Source records

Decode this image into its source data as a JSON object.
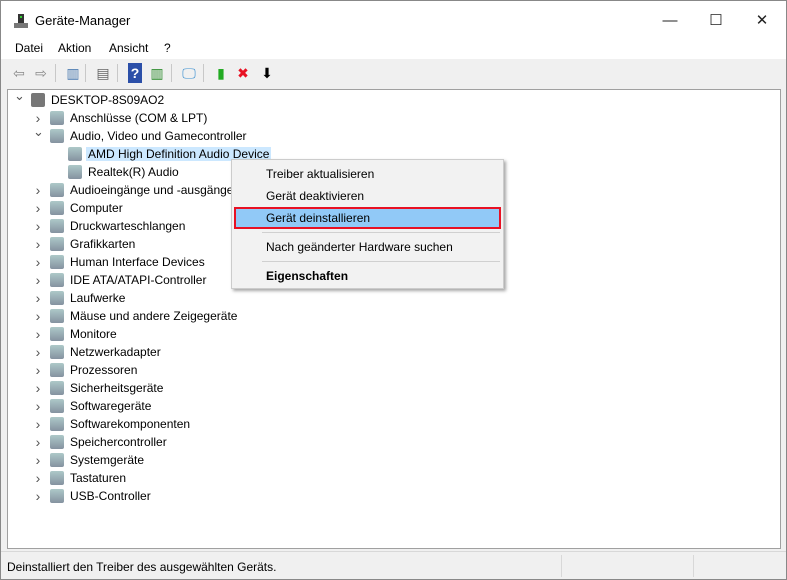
{
  "window": {
    "title": "Geräte-Manager",
    "controls": [
      "minimize",
      "maximize",
      "close"
    ]
  },
  "menu": [
    "Datei",
    "Aktion",
    "Ansicht",
    "?"
  ],
  "toolbar": [
    {
      "icon": "back-arrow-icon",
      "glyph": "⇦",
      "color": "#888"
    },
    {
      "icon": "forward-arrow-icon",
      "glyph": "⇨",
      "color": "#888"
    },
    {
      "icon": "console-tree-icon",
      "glyph": "▥",
      "color": "#4a7ab0"
    },
    {
      "icon": "properties-icon",
      "glyph": "▤",
      "color": "#666"
    },
    {
      "icon": "help-icon",
      "glyph": "?",
      "color": "#fff",
      "bg": "#2b4fa8"
    },
    {
      "icon": "action-pane-icon",
      "glyph": "▥",
      "color": "#2a8a2a"
    },
    {
      "icon": "scan-hardware-icon",
      "glyph": "🖵",
      "color": "#3a8fd0"
    },
    {
      "icon": "update-driver-icon",
      "glyph": "▮",
      "color": "#2a2"
    },
    {
      "icon": "uninstall-icon",
      "glyph": "✖",
      "color": "#e81123"
    },
    {
      "icon": "download-icon",
      "glyph": "⬇",
      "color": "#000"
    }
  ],
  "tree": [
    {
      "label": "DESKTOP-8S09AO2",
      "level": 0,
      "expanded": true,
      "icon": "computer-icon"
    },
    {
      "label": "Anschlüsse (COM & LPT)",
      "level": 1,
      "expanded": false,
      "icon": "port-icon"
    },
    {
      "label": "Audio, Video und Gamecontroller",
      "level": 1,
      "expanded": true,
      "icon": "speaker-icon"
    },
    {
      "label": "AMD High Definition Audio Device",
      "level": 2,
      "selected": true,
      "icon": "speaker-icon"
    },
    {
      "label": "Realtek(R) Audio",
      "level": 2,
      "icon": "speaker-icon"
    },
    {
      "label": "Audioeingänge und -ausgänge",
      "level": 1,
      "expanded": false,
      "icon": "audio-io-icon"
    },
    {
      "label": "Computer",
      "level": 1,
      "expanded": false,
      "icon": "monitor-icon"
    },
    {
      "label": "Druckwarteschlangen",
      "level": 1,
      "expanded": false,
      "icon": "printer-icon"
    },
    {
      "label": "Grafikkarten",
      "level": 1,
      "expanded": false,
      "icon": "display-adapter-icon"
    },
    {
      "label": "Human Interface Devices",
      "level": 1,
      "expanded": false,
      "icon": "hid-icon"
    },
    {
      "label": "IDE ATA/ATAPI-Controller",
      "level": 1,
      "expanded": false,
      "icon": "ide-icon"
    },
    {
      "label": "Laufwerke",
      "level": 1,
      "expanded": false,
      "icon": "drive-icon"
    },
    {
      "label": "Mäuse und andere Zeigegeräte",
      "level": 1,
      "expanded": false,
      "icon": "mouse-icon"
    },
    {
      "label": "Monitore",
      "level": 1,
      "expanded": false,
      "icon": "monitor-icon"
    },
    {
      "label": "Netzwerkadapter",
      "level": 1,
      "expanded": false,
      "icon": "network-icon"
    },
    {
      "label": "Prozessoren",
      "level": 1,
      "expanded": false,
      "icon": "processor-icon"
    },
    {
      "label": "Sicherheitsgeräte",
      "level": 1,
      "expanded": false,
      "icon": "security-icon"
    },
    {
      "label": "Softwaregeräte",
      "level": 1,
      "expanded": false,
      "icon": "software-device-icon"
    },
    {
      "label": "Softwarekomponenten",
      "level": 1,
      "expanded": false,
      "icon": "software-component-icon"
    },
    {
      "label": "Speichercontroller",
      "level": 1,
      "expanded": false,
      "icon": "storage-icon"
    },
    {
      "label": "Systemgeräte",
      "level": 1,
      "expanded": false,
      "icon": "system-icon"
    },
    {
      "label": "Tastaturen",
      "level": 1,
      "expanded": false,
      "icon": "keyboard-icon"
    },
    {
      "label": "USB-Controller",
      "level": 1,
      "expanded": false,
      "icon": "usb-icon"
    }
  ],
  "context_menu": [
    {
      "label": "Treiber aktualisieren"
    },
    {
      "label": "Gerät deaktivieren"
    },
    {
      "label": "Gerät deinstallieren",
      "highlighted": true
    },
    {
      "separator": true
    },
    {
      "label": "Nach geänderter Hardware suchen"
    },
    {
      "separator": true
    },
    {
      "label": "Eigenschaften",
      "bold": true
    }
  ],
  "status": {
    "text": "Deinstalliert den Treiber des ausgewählten Geräts."
  },
  "colors": {
    "highlight": "#91c9f7",
    "highlight_border": "#e81123",
    "selection": "#cce8ff"
  }
}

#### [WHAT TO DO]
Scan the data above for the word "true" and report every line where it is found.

#### [EXERCISE ANSWER]
      "expanded": true,
      "expanded": true,
      "selected": true,
      "highlighted": true
      "separator": true
      "separator": true
      "bold": true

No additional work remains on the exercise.